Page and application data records
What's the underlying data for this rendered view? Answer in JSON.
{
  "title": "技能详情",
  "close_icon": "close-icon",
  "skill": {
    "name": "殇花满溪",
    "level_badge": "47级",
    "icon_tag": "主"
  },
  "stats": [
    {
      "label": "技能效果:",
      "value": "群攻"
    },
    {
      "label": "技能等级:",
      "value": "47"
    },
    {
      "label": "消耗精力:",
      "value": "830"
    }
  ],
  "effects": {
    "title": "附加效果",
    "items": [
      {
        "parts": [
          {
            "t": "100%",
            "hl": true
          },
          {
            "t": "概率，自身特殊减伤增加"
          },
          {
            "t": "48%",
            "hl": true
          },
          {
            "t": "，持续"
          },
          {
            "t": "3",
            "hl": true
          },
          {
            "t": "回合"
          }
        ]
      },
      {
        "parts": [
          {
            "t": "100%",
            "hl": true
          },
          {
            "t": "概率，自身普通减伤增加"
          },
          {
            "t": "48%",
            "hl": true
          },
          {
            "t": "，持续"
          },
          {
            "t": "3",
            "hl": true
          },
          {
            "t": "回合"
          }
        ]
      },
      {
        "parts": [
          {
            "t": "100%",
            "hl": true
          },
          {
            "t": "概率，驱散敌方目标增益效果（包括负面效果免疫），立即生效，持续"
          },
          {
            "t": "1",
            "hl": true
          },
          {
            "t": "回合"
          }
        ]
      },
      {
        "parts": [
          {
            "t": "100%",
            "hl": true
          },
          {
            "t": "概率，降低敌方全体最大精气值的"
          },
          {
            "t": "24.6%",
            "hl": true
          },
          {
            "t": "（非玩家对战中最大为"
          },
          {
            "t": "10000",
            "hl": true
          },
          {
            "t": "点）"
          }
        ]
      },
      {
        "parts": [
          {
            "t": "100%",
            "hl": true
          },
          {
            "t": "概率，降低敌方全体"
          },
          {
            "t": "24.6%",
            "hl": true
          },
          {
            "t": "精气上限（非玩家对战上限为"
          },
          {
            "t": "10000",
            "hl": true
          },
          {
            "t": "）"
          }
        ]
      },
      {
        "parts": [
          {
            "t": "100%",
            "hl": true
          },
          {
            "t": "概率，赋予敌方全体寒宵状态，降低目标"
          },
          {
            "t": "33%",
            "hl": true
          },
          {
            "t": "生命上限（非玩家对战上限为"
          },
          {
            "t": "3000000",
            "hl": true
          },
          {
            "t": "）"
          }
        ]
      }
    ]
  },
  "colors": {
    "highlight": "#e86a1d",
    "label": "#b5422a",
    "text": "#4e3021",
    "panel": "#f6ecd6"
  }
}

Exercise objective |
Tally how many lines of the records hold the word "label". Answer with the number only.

Written response |
4